[Exercise brief]
Please print every line from the one containing "What data populates" through the last line of the records below, exactly as written and nothing more.

Data records for software interfaces:

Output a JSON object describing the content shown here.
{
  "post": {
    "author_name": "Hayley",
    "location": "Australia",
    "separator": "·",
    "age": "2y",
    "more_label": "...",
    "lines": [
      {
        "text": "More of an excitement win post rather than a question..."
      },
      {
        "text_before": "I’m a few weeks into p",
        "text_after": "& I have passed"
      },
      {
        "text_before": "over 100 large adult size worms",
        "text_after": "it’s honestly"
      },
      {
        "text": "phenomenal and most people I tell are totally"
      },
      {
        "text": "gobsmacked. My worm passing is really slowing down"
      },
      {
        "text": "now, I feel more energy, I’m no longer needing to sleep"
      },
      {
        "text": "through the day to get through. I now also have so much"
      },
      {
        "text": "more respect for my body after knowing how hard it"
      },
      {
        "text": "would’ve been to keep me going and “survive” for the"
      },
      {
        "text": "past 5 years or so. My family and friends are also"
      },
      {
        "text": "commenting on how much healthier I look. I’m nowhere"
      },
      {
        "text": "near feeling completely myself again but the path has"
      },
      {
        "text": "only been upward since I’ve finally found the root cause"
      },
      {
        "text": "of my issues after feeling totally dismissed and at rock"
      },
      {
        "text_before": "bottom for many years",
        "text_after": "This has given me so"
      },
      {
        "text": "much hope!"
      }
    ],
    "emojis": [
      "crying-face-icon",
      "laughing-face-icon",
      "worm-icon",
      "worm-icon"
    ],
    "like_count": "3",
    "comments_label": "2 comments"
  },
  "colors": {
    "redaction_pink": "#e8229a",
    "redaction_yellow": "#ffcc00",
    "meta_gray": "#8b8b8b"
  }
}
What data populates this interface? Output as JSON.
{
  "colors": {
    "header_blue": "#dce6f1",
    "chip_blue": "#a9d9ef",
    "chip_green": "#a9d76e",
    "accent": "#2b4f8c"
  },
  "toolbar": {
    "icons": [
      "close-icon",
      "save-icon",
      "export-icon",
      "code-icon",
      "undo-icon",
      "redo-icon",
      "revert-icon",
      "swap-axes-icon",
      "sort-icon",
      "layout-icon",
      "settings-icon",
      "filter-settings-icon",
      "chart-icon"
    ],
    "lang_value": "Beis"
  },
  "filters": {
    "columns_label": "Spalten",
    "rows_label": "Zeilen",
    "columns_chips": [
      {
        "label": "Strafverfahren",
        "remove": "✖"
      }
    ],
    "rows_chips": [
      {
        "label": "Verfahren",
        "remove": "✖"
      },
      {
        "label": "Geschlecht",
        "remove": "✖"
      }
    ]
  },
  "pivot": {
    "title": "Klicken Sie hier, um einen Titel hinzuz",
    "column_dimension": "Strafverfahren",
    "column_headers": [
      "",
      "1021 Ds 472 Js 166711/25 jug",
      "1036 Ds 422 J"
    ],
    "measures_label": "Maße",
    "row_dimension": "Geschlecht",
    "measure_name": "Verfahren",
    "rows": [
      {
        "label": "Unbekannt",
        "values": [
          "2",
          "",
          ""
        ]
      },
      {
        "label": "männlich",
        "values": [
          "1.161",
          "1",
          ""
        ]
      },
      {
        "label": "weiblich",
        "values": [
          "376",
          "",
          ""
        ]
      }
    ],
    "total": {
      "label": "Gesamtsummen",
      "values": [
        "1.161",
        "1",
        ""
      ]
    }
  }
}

[Solution for this exercise]
What data populates this interface? Output as JSON.
{
  "colors": {
    "header_blue": "#dce6f1",
    "chip_blue": "#a9d9ef",
    "chip_green": "#a9d76e",
    "accent": "#2b4f8c"
  },
  "toolbar": {
    "icons": [
      "close-icon",
      "save-icon",
      "export-icon",
      "code-icon",
      "undo-icon",
      "redo-icon",
      "revert-icon",
      "swap-axes-icon",
      "sort-icon",
      "layout-icon",
      "settings-icon",
      "filter-settings-icon",
      "chart-icon"
    ],
    "lang_value": "Beis"
  },
  "filters": {
    "columns_label": "Spalten",
    "rows_label": "Zeilen",
    "columns_chips": [
      {
        "label": "Strafverfahren",
        "remove": "✖"
      }
    ],
    "rows_chips": [
      {
        "label": "Verfahren",
        "remove": "✖"
      },
      {
        "label": "Geschlecht",
        "remove": "✖"
      }
    ]
  },
  "pivot": {
    "title": "Klicken Sie hier, um einen Titel hinzuz",
    "column_dimension": "Strafverfahren",
    "column_headers": [
      "",
      "1021 Ds 472 Js 166711/25 jug",
      "1036 Ds 422 J"
    ],
    "measures_label": "Maße",
    "row_dimension": "Geschlecht",
    "measure_name": "Verfahren",
    "rows": [
      {
        "label": "Unbekannt",
        "values": [
          "2",
          "",
          ""
        ]
      },
      {
        "label": "männlich",
        "values": [
          "1.161",
          "1",
          ""
        ]
      },
      {
        "label": "weiblich",
        "values": [
          "376",
          "",
          ""
        ]
      }
    ],
    "total": {
      "label": "Gesamtsummen",
      "values": [
        "1.161",
        "1",
        ""
      ]
    }
  }
}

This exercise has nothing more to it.